One can only imagine the stunned looks on Eurocrats' faces. Their response: creditors do not believe this is the case and that it would be a domestic political issue if Athens is unable to fully pay salaries and pensions. Well, yes: it would be a domestic issue if civil war breaks out in Greece. The question si what happens when it becomes an issue for the Eurozone, whose poorest member is now so hopeless it is unafraid to act like a "taxi driver"
Which brings us to a second Reuters piece, one whose purpose it appears is to set the stage for the Grexit. According to Reuters' Paul Taylor, "even if it survives the next three months teetering on the brink of bankruptcy, Greece may have blown its best chance of a long-term debt deal by alienating its euro zone partners when it most needed their support."
Prime Minister Alexis Tsipras' leftist-led government has so thoroughly shattered creditors' trust that solutions which might have been on offer a few weeks ago now seem out of reach.
Tsipras' denunciations of EU-prescribed austerity, demands for German war reparations and cosying up to Russian President Vladimir Putin, and Varoufakis' foot-dragging on reform negotiations and initial calls for a "haircut" on Greek debt, have dried up the reservoir of sympathy for Athens.
Since the ECB has made it clear it will not backstop Greek debt indefinitely, and affords it just enough ELA to keep the banks fractionally solvent as the Greek deposit run accelerates ever more, private creditors have no backstop when it comes to buying Greek bonds. As a result, there is no private demand for Greek debt. And as Reuters adds, since Greece is stalling on its program and lacks market access, the only way it could pay off 24 billion euros owed to the IMF and redeem 27 billion euros of bonds held by the ECB would be for the euro zone's rescue fund to lend it the money.
That in turn would require euro zone governments to convince their parliaments to risk more taxpayers' money than the roughly 170 billion euros they have already lent Greece in two bailouts totalling 240 billion euros.
Many economists and euro zone officials believe Athens will anyway need a third bailout of around 30 billion euros this year, even though Tsipras insists Athens does not want that.
Unfortunately for the Greek, as much as the new government wants to avoid talkin about it, what is virtually assured in the coming weeks are capital controls in Athens: "Tsipras had put himself in a near impossible position by making election promises incompatible with keeping the confidence of Greece's creditors. He needs to change the politics fast to have a chance of fixing the economics without resorting to capital controls, paying civil servants with IOUs or defaulting on foreign governments and being forced out of the euro zone, they argue."
However, as noted earlier, for Greece it is now too late to roll back the rhetoric, because even Europe is shocked how now that it has lost everything, Greece would still rather hold out hope that someone will come to its rescue.

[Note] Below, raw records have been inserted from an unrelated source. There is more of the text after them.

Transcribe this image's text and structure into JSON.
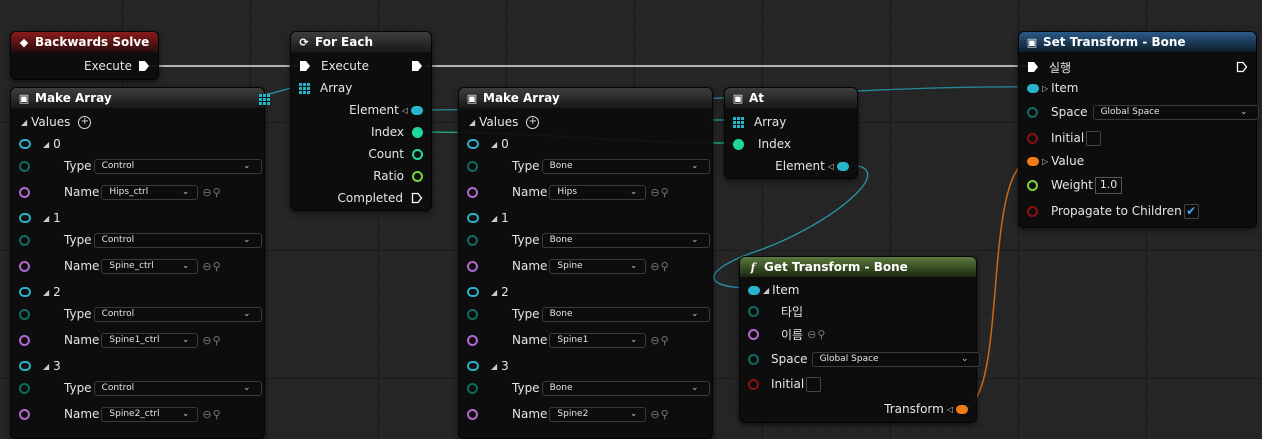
{
  "colors": {
    "exec": "#f0f0f0",
    "struct_select": "#27b5cc",
    "enum": "#0f6b60",
    "name": "#b168d2",
    "int": "#1ed8a0",
    "float": "#7ad13b",
    "bool": "#8a1111",
    "transform": "#f07a15"
  },
  "backwards_solve": {
    "title": "Backwards Solve",
    "icon": "event-diamond-icon",
    "execute_label": "Execute"
  },
  "for_each": {
    "title": "For Each",
    "icon": "loop-icon",
    "execute_in_label": "Execute",
    "array_label": "Array",
    "element_label": "Element",
    "index_label": "Index",
    "count_label": "Count",
    "ratio_label": "Ratio",
    "completed_label": "Completed"
  },
  "make_array_1": {
    "title": "Make Array",
    "values_label": "Values",
    "type_label": "Type",
    "name_label": "Name",
    "items": [
      {
        "index": "0",
        "type": "Control",
        "name": "Hips_ctrl"
      },
      {
        "index": "1",
        "type": "Control",
        "name": "Spine_ctrl"
      },
      {
        "index": "2",
        "type": "Control",
        "name": "Spine1_ctrl"
      },
      {
        "index": "3",
        "type": "Control",
        "name": "Spine2_ctrl"
      }
    ]
  },
  "make_array_2": {
    "title": "Make Array",
    "values_label": "Values",
    "type_label": "Type",
    "name_label": "Name",
    "items": [
      {
        "index": "0",
        "type": "Bone",
        "name": "Hips"
      },
      {
        "index": "1",
        "type": "Bone",
        "name": "Spine"
      },
      {
        "index": "2",
        "type": "Bone",
        "name": "Spine1"
      },
      {
        "index": "3",
        "type": "Bone",
        "name": "Spine2"
      }
    ]
  },
  "at": {
    "title": "At",
    "array_label": "Array",
    "index_label": "Index",
    "element_label": "Element"
  },
  "get_transform": {
    "title": "Get Transform - Bone",
    "icon": "function-icon",
    "item_label": "Item",
    "type_label": "타입",
    "name_label": "이름",
    "space_label": "Space",
    "space_value": "Global Space",
    "initial_label": "Initial",
    "transform_label": "Transform"
  },
  "set_transform": {
    "title": "Set Transform - Bone",
    "exec_label": "실행",
    "item_label": "Item",
    "space_label": "Space",
    "space_value": "Global Space",
    "initial_label": "Initial",
    "value_label": "Value",
    "weight_label": "Weight",
    "weight_value": "1.0",
    "propagate_label": "Propagate to Children",
    "propagate_checked": true
  }
}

A referendum asking Greeks if they want to stay in the euro at the price of painful economic reforms, or a quick coalition change to bring in pro-reform centrists, may be his best options, even if they split his Syriza party.
Greece's official creditors meanwhile are torn between wanting to keep it in the euro zone to avoid the precedent of a country exiting, and fearing that if Tsipras manages to roll back austerity and secure debt relief, he could embolden like-minded political forces in Ireland, Portugal and Spain. "So they want Greece to prosper and stay in the euro while at the same time wanting the new administration to fall on its face and become an object lesson for other electorates who may be toying with the idea of rebellion," Daly said.
Which , as they say, "is impossible." As is preserving the myth that the latest monetary union experiment will end in anything but tears,